UK – BAE Systems and its trustees have agreed that both employees and the company will increase contribution rates over the next three years in order to plug the shortfall in its UK pension scheme.

In a leaflet to its employees, defence firm BAE says that the total contribution increase needed by 2005 is 10.8%, of which members will pay 4.3% and the company 6.5%. This means a 1.43% rise in contributions per year for employees.

The changes were agreed between the trustees and BAE on March 27, although the UK’s biggest general union, the T&G, insists it has not approved. Jack Dromey, T&G national organiser, said today: "Progress has been made but there is no agreement yet on how much our members will pay.”

"The threat at one stage was to pay up to 20 pounds per week more or lose your final salary scheme.”

T&G said BAE had moved and will bear the brunt of the burden of plugging the 2.3 billion pounds hole in the pension schemes, but Dromey added: “BAE has budged but not far enough.”

A spokesman at BAE responded that the pension schemes most relevant to the T&G – the Royal Ordnance schemes – were not due to be valued until December 2004. The two schemes affected at the moment are the main pension scheme for BAE Systems, and the executive pension scheme, which the spokesman said Amicus, the union for skilled and professional employees, would represent.

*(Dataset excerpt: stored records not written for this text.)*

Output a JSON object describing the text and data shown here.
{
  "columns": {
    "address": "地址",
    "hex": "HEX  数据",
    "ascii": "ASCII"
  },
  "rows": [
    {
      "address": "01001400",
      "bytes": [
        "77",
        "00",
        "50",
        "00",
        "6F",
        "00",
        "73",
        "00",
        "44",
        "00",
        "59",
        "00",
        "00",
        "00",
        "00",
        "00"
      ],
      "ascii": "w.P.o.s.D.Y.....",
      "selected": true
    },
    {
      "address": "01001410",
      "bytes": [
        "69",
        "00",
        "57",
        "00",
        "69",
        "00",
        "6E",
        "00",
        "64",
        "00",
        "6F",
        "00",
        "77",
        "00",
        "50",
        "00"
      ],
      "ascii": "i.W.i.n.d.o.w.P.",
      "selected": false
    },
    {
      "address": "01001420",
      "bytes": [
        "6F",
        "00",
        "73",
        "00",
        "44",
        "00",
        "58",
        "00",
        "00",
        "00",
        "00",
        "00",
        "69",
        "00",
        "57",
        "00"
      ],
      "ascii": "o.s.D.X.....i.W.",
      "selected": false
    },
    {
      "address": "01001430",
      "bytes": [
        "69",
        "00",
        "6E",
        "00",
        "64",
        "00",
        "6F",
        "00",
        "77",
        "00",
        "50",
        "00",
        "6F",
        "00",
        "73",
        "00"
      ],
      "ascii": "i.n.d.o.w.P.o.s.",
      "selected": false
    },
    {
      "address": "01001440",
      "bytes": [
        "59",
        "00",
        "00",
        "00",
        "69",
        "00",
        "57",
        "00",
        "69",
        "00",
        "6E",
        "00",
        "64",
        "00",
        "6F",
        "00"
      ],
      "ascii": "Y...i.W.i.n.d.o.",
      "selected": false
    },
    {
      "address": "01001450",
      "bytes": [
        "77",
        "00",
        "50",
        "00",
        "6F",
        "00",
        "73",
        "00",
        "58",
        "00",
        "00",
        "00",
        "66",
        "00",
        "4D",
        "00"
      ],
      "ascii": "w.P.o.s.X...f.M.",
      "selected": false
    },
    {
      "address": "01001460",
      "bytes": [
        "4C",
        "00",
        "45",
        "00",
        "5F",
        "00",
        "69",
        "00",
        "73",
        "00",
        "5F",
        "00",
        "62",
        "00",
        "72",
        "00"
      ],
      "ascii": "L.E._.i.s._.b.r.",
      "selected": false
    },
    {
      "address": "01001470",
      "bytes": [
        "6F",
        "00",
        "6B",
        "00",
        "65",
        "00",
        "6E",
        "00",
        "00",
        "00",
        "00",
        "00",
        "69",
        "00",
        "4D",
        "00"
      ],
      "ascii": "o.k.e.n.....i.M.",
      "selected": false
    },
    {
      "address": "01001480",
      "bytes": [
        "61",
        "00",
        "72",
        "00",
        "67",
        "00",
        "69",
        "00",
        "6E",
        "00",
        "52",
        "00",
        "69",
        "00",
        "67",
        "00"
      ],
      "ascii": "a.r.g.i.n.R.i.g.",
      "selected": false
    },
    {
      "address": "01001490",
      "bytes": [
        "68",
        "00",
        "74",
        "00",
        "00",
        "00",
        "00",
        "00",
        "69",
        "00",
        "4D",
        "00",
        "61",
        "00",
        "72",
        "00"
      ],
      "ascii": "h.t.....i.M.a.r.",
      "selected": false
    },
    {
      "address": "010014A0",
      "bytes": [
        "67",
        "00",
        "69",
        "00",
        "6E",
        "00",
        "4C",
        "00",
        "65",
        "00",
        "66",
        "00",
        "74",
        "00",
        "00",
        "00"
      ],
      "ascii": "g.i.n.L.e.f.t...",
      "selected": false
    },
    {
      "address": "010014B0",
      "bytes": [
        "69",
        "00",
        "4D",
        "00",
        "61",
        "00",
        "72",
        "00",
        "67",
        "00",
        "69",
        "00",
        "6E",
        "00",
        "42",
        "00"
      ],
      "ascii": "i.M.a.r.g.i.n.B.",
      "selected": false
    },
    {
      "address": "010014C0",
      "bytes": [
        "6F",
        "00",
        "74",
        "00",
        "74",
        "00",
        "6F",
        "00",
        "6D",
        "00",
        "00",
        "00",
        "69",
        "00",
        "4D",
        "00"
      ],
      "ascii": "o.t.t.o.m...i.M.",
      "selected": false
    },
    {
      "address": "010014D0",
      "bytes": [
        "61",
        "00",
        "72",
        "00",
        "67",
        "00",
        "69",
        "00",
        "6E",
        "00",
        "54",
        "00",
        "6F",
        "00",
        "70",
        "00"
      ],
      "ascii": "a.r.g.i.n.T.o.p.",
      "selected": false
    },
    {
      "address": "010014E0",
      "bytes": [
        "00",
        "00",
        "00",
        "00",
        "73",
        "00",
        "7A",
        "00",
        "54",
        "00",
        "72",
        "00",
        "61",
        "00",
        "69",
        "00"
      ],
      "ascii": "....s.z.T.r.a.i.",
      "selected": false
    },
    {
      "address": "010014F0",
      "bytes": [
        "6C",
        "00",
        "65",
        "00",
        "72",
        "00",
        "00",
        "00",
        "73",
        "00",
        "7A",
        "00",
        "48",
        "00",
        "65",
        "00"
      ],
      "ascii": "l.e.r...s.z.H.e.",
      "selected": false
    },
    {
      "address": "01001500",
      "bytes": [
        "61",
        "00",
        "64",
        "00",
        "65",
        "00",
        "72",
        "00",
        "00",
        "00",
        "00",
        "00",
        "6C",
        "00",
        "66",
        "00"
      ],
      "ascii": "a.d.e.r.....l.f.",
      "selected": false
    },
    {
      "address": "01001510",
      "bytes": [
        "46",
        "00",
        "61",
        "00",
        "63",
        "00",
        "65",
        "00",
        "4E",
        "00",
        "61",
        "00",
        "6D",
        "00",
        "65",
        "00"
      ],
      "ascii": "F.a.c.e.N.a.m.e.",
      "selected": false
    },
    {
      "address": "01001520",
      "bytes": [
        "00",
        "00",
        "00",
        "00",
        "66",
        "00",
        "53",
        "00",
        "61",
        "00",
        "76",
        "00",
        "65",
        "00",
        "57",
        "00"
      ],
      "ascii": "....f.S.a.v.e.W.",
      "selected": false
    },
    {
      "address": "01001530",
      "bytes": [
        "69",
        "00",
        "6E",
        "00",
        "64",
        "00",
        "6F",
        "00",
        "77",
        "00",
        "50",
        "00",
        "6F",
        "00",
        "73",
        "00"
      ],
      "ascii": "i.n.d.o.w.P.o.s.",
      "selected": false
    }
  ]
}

BAE has come under scrutiny as it has one of largest pension deficits in relation market capitalisation of all firms on the benchmark FTSE-100. According to Credit Suisse First Boston, which estimates the deficit at 2.59 billion pounds, its shortfall accounts for around 75% of the firm’s market capitalisation.